##### EXTRACTED MATERIAL

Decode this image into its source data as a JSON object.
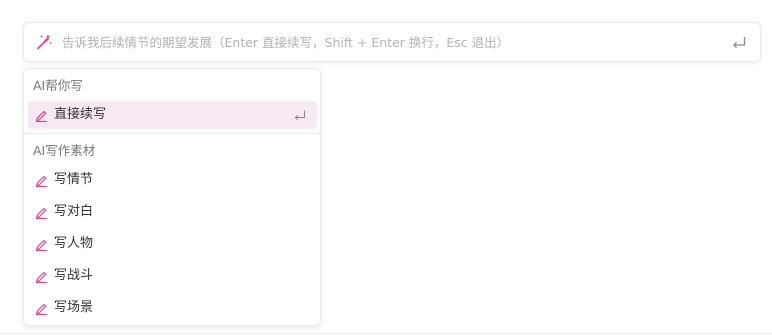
{
  "prompt": {
    "placeholder": "告诉我后续情节的期望发展（Enter 直接续写，Shift + Enter 换行，Esc 退出）",
    "value": ""
  },
  "menu": {
    "ai_help_title": "AI帮你写",
    "continue_item": "直接续写",
    "materials_title": "AI写作素材",
    "items": [
      {
        "label": "写情节"
      },
      {
        "label": "写对白"
      },
      {
        "label": "写人物"
      },
      {
        "label": "写战斗"
      },
      {
        "label": "写场景"
      }
    ]
  },
  "colors": {
    "accent": "#e0408f",
    "highlight_bg": "#f7e9f3",
    "placeholder": "#b3b3b3"
  },
  "icons": {
    "prompt_left": "magic-wand-icon",
    "prompt_right": "enter-key-icon",
    "menu_item": "pencil-icon"
  }
}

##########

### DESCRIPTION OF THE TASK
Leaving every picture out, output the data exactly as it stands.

### THE COMPLETED TASK
Decode this image into its source data as a JSON object.
{
  "prompt": {
    "placeholder": "告诉我后续情节的期望发展（Enter 直接续写，Shift + Enter 换行，Esc 退出）",
    "value": ""
  },
  "menu": {
    "ai_help_title": "AI帮你写",
    "continue_item": "直接续写",
    "materials_title": "AI写作素材",
    "items": [
      {
        "label": "写情节"
      },
      {
        "label": "写对白"
      },
      {
        "label": "写人物"
      },
      {
        "label": "写战斗"
      },
      {
        "label": "写场景"
      }
    ]
  },
  "colors": {
    "accent": "#e0408f",
    "highlight_bg": "#f7e9f3",
    "placeholder": "#b3b3b3"
  },
  "icons": {
    "prompt_left": "magic-wand-icon",
    "prompt_right": "enter-key-icon",
    "menu_item": "pencil-icon"
  }
}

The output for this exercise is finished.